Interface dataset entries:
-.-.-

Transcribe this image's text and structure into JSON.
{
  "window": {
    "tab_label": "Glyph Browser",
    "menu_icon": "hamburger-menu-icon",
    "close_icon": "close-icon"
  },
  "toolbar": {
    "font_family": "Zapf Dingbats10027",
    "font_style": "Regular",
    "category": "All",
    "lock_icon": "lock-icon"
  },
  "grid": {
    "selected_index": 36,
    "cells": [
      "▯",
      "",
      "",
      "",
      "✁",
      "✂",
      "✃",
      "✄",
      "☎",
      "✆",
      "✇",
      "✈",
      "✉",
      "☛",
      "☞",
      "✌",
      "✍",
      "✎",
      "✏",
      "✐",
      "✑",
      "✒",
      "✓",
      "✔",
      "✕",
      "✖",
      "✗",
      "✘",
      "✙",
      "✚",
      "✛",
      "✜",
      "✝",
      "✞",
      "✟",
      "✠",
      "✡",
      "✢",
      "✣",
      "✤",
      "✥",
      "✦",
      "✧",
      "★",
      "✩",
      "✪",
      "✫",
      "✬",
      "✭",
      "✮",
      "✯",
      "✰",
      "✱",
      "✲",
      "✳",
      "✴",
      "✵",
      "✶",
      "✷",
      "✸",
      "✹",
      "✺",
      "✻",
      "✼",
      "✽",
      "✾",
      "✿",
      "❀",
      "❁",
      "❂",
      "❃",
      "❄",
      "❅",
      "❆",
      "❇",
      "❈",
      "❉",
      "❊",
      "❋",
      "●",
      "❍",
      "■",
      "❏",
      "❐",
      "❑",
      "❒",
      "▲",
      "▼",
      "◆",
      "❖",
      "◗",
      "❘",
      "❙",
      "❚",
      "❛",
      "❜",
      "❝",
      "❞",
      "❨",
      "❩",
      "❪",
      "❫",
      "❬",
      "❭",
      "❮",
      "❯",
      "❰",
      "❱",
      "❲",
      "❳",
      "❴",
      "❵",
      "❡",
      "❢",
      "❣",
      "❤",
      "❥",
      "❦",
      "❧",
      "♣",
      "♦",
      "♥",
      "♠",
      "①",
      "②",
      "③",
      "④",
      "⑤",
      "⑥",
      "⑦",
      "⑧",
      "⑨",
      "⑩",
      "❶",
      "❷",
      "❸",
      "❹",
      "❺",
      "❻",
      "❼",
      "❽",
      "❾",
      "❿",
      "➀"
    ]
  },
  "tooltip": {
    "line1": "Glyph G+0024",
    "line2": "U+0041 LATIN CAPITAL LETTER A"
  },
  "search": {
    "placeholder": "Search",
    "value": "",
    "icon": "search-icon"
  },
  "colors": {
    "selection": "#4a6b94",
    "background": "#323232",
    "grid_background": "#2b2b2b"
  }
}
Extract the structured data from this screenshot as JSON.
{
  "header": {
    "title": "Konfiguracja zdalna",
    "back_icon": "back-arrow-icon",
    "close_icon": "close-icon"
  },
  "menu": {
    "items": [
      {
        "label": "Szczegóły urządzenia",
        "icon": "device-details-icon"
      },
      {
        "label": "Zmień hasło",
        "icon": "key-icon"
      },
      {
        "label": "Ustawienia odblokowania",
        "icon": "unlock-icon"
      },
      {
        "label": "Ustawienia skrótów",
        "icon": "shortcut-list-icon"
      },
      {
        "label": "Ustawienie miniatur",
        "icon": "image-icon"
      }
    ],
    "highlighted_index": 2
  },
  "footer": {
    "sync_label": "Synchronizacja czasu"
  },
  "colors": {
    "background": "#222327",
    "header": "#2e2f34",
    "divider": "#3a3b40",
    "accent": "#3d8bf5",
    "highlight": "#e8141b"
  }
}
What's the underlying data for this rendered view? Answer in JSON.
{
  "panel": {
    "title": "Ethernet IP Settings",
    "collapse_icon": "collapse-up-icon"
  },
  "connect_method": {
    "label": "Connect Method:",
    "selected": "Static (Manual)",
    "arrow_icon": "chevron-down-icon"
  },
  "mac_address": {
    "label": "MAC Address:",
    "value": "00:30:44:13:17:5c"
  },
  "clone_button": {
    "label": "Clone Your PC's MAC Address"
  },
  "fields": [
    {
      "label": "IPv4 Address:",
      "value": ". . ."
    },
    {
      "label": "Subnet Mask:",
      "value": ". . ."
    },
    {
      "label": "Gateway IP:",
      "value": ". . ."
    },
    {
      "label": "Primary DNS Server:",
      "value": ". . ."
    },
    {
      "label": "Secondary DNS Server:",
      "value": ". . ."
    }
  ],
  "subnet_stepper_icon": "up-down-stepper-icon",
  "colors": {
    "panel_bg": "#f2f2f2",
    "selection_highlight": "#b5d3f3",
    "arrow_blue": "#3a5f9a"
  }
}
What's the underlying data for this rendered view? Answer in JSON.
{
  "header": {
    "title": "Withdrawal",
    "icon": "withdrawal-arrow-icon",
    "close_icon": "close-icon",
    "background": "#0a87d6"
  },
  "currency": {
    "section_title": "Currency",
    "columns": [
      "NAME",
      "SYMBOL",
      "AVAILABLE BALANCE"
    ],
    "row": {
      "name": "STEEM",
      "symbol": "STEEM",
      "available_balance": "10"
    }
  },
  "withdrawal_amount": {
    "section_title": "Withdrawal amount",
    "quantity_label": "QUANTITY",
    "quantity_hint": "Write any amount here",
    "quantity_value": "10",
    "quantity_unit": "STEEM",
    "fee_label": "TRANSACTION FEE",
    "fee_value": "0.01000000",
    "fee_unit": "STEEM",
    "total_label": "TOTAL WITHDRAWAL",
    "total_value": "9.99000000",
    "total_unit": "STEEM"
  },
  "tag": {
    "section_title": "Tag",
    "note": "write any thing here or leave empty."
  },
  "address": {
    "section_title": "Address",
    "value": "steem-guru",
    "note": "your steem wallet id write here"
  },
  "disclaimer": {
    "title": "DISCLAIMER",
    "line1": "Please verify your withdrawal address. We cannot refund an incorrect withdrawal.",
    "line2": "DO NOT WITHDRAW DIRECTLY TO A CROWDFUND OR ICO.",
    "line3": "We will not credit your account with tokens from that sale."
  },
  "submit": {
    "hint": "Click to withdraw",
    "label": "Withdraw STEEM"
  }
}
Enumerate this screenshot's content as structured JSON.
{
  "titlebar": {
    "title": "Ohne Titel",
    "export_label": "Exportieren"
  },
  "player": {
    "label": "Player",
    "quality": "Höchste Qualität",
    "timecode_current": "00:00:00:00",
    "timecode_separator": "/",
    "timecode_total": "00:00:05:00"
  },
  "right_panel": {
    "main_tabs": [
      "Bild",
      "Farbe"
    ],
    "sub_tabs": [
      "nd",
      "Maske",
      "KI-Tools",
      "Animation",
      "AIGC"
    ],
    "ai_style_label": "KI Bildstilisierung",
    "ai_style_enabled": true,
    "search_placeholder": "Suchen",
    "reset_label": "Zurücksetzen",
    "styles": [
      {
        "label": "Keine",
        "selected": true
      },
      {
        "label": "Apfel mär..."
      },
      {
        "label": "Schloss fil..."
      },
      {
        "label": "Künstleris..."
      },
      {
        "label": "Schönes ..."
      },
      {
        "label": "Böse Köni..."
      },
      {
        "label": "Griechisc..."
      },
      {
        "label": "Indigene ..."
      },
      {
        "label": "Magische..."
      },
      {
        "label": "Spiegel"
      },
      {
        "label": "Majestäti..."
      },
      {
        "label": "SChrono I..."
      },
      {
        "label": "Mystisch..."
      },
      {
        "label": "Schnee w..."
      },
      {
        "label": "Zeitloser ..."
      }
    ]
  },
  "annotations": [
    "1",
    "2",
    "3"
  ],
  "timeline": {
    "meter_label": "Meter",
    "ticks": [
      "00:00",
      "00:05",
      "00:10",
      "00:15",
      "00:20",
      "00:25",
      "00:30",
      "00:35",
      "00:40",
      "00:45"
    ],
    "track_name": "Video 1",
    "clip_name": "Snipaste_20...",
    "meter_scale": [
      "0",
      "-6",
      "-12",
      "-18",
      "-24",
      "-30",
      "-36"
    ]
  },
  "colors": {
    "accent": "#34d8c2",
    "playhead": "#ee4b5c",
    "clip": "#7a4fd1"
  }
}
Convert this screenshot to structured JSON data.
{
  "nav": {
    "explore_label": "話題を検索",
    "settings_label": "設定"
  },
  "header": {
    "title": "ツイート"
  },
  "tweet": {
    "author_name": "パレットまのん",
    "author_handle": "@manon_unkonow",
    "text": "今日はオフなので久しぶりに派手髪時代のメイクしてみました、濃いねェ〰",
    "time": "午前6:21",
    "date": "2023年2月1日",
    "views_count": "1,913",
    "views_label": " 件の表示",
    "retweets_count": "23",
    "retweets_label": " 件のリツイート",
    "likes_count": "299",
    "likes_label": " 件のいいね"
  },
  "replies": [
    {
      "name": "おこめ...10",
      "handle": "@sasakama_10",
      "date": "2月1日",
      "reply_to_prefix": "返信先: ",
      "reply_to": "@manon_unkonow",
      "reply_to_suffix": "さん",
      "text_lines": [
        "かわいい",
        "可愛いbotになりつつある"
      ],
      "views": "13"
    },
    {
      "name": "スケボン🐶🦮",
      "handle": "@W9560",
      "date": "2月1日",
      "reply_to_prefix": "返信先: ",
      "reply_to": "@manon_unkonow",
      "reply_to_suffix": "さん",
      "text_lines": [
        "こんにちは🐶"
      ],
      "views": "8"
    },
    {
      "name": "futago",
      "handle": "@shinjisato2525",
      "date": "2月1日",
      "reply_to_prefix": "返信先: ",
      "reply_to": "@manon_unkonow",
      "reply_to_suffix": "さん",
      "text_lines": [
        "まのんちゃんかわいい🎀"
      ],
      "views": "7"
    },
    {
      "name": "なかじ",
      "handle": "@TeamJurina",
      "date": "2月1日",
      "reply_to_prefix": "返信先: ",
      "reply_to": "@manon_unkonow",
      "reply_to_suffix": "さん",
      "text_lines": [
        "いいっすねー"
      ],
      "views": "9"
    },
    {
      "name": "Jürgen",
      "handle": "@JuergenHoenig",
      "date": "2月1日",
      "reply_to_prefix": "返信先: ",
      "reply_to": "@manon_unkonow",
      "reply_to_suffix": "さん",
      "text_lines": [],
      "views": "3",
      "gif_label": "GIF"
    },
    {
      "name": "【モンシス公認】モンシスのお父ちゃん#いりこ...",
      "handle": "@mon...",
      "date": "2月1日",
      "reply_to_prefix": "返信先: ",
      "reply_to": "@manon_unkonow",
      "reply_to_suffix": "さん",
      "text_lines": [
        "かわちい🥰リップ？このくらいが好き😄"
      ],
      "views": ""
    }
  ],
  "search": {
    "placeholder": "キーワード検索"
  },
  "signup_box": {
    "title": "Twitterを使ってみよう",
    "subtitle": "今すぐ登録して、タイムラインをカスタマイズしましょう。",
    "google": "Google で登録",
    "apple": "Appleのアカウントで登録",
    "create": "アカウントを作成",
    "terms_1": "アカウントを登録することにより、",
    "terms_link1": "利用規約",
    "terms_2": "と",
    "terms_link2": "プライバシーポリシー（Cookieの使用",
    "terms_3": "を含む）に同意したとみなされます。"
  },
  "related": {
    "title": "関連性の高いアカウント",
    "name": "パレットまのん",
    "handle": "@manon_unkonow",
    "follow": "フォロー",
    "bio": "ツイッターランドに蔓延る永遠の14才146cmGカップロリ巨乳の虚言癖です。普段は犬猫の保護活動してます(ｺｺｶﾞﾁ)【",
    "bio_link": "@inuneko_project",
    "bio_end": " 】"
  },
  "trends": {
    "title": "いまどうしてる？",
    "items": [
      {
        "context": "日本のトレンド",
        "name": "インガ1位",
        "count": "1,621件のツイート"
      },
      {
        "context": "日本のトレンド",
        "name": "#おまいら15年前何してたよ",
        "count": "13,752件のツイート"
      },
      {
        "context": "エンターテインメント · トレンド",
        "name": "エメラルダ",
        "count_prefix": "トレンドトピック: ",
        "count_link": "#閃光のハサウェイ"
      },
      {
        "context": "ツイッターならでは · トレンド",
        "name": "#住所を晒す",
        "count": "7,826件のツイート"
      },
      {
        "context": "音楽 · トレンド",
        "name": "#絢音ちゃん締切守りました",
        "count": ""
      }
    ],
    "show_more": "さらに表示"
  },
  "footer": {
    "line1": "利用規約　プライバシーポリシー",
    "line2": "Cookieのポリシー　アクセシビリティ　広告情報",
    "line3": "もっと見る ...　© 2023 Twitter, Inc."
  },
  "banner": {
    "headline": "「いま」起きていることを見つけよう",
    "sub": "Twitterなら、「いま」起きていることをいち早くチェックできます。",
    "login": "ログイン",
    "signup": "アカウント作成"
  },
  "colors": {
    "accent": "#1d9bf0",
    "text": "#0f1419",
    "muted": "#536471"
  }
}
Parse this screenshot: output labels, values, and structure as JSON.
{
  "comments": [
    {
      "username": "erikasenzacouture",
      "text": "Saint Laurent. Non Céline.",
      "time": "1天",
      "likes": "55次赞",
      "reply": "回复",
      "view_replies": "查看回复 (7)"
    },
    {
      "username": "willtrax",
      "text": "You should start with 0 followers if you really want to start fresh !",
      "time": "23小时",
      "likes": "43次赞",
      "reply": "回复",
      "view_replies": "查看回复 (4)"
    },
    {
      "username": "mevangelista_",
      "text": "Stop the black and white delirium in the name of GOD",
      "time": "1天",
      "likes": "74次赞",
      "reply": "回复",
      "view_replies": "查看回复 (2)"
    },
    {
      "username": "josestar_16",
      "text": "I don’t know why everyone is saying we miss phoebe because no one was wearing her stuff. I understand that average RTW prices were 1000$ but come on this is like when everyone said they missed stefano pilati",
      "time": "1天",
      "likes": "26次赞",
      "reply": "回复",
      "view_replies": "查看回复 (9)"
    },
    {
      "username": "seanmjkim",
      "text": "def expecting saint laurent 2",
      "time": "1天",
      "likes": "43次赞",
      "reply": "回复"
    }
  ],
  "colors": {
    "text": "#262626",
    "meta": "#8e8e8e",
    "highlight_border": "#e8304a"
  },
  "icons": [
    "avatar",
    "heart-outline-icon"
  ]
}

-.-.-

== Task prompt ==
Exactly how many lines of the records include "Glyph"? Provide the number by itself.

== Answer ==
2